NASHVILLE—An Israeli woman and Palestinian man who both lost children because of ongoing violence in the region discussed their mutual love and support for one another during the annual three-day Q Conference which is built around the belief that "Christians are called to redeem entire cultures, not just individuals."
In 2007, Bassam Aramin's 10-year-old daughter, Abir, "was shot in cold blood by an Israeli soldier while standing outside her school with [her] classmates." Two years before his daughter was killed, Aramin had started a reconciliation organization called Combatants for Peace, where he continues to work alongside "former Israeli and Palestinian combatants" in an effort to "create political pressure on both governments to stop the cycle of violence, end the occupation and resume a constructive dialog."
Prior to launching his peacemaking organization, Aramin had been jailed for seven years after he was caught, at age 17, plotting an attack on Israeli forces. His plan was to take revenge on the soliders because at age 12, he had witnessed the shooting of one of his peers during a Palestinian demonstration against Israel. more >>
President Barack Obama will join former Presidents Jimmy Carter, Bill Clinton and George W. Bush at the LBJ Library in Austin, Texas, this week to honor the 50th anniversary of the Civil Rights Act.
Known as the Civil Rights Summit, the three-day event is being held as part of the national celebration marking the 50 years that have passed since President Lyndon Johnson signed the Civil Rights Act into law.

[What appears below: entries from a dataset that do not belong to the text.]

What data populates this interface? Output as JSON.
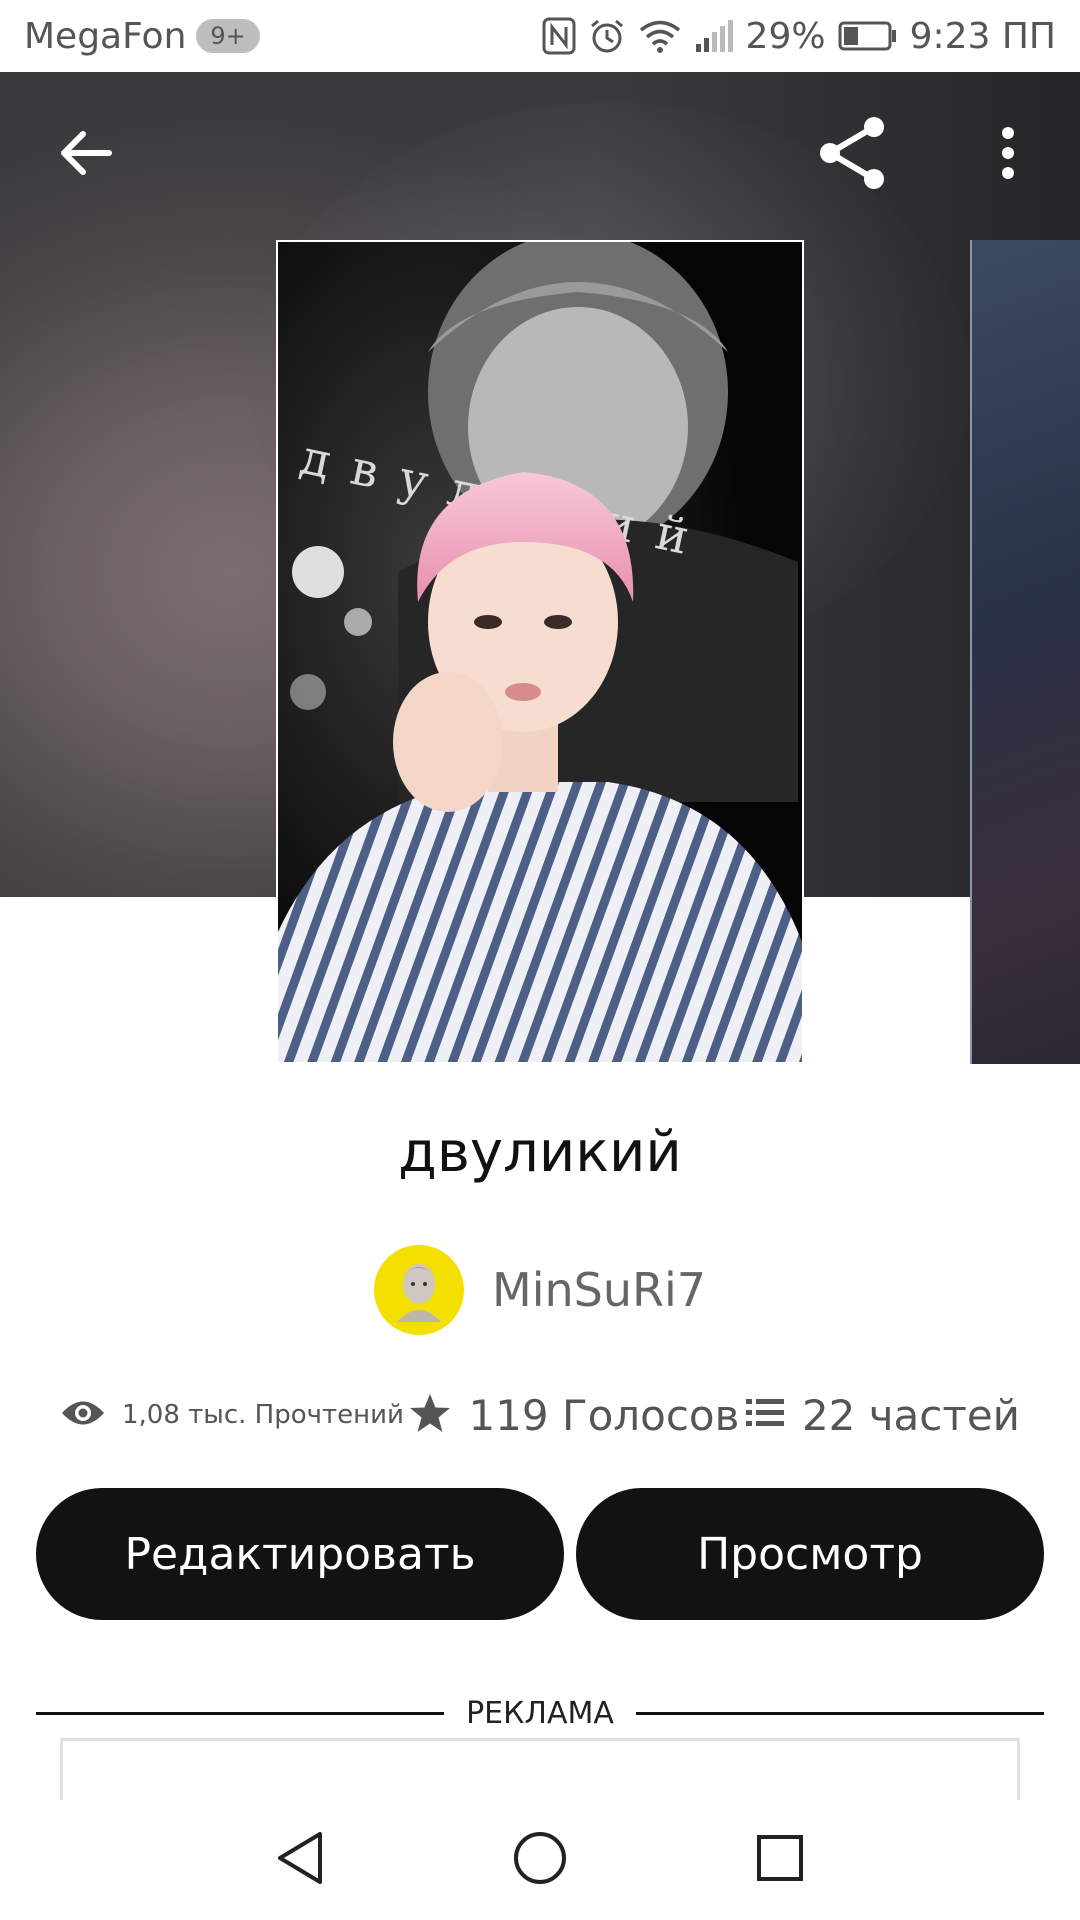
{
  "status_bar": {
    "carrier": "MegaFon",
    "sim_badge": "9+",
    "battery_percent": "29%",
    "time": "9:23 ПП",
    "icons": [
      "nfc-icon",
      "alarm-icon",
      "wifi-icon",
      "signal-icon",
      "battery-icon"
    ]
  },
  "toolbar": {
    "icons": [
      "back-arrow-icon",
      "share-icon",
      "more-vertical-icon"
    ]
  },
  "cover": {
    "overlay_text": "двуликий"
  },
  "story": {
    "title": "двуликий",
    "author": "MinSuRi7"
  },
  "stats": {
    "reads": "1,08 тыс. Прочтений",
    "votes": "119 Голосов",
    "parts": "22 частей",
    "icons": [
      "eye-icon",
      "star-icon",
      "list-icon"
    ]
  },
  "actions": {
    "edit_label": "Редактировать",
    "view_label": "Просмотр"
  },
  "ad": {
    "label": "РЕКЛАМА"
  },
  "nav_bar": {
    "icons": [
      "back-triangle-icon",
      "home-circle-icon",
      "recents-square-icon"
    ]
  },
  "colors": {
    "button_bg": "#121212",
    "avatar_bg": "#f4e000",
    "header_bg": "#4a4749"
  }
}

Elizabeth Christian, president of the LBJ Foundation, which oversees the library, told The Christian Post why the event was being held. more >>
As many weigh in on the death of Westboro Baptist Church founder Fred Phelps, one of the controversial leader's children has stated that he will mourn for the loss.
Nate Phelps, one of Fred Phelps' 13 children, posted a public statement Thursday in response to the news of his father's death.
Since leaving the Westboro Baptist cult several years ago, Nate Phelps has been a strong proponent of atheism and an LGBT advocate. more >>
The United States Senate has considered the efforts of an interfaith coalition of groups looking to reduce the usage of solitary confinement in American prisons.
The hearing took place Tuesday afternoon before the Senate Judiciary Committee's Subcommittee on the Constitution, Civil Rights and Human Rights.
Those advocating for Congress to examine the usage of solitary confinement included several religious groups such as the National Religious Campaign Against Torture (NRCAT). more >>
An atheist group has filed a lawsuit against a Maryland government agency over the placement of a 40-foot cross on government property.
The American Humanist Association filed suit Tuesday in the United States District Court for the District of Maryland against the Maryland-National Capital Park and Planning Commission, which oversees the property in Bladensburg, where the cross is located.
In addition to the AHA, named plaintiffs include two AHA members who live in the area and a third resident from nearby Beltsville. more >>
Venezuelans living the United States have come together to support the student-led opposition in Caracas and other cities, calling on the government of President Nicolas Maduro to respect their right to peacefully protest.
Hundreds have rallied in places like Times Square, Washington, D.C., Boston, Miami and Los Angeles to be the voices of those in their country that are fighting against government corruption, poverty and widespread violence.
"Our message is to make our American neighbors aware of the cry we are going through. We're fighting for freedom and democracy," said Henry Moreno, a Los Angeles resident involved in area protests, to The Christian Post. "This is a socialist government that has sided with Cuba and has given all of its resources away. Currently, there is no inventory of food or security in Venezuela." more >>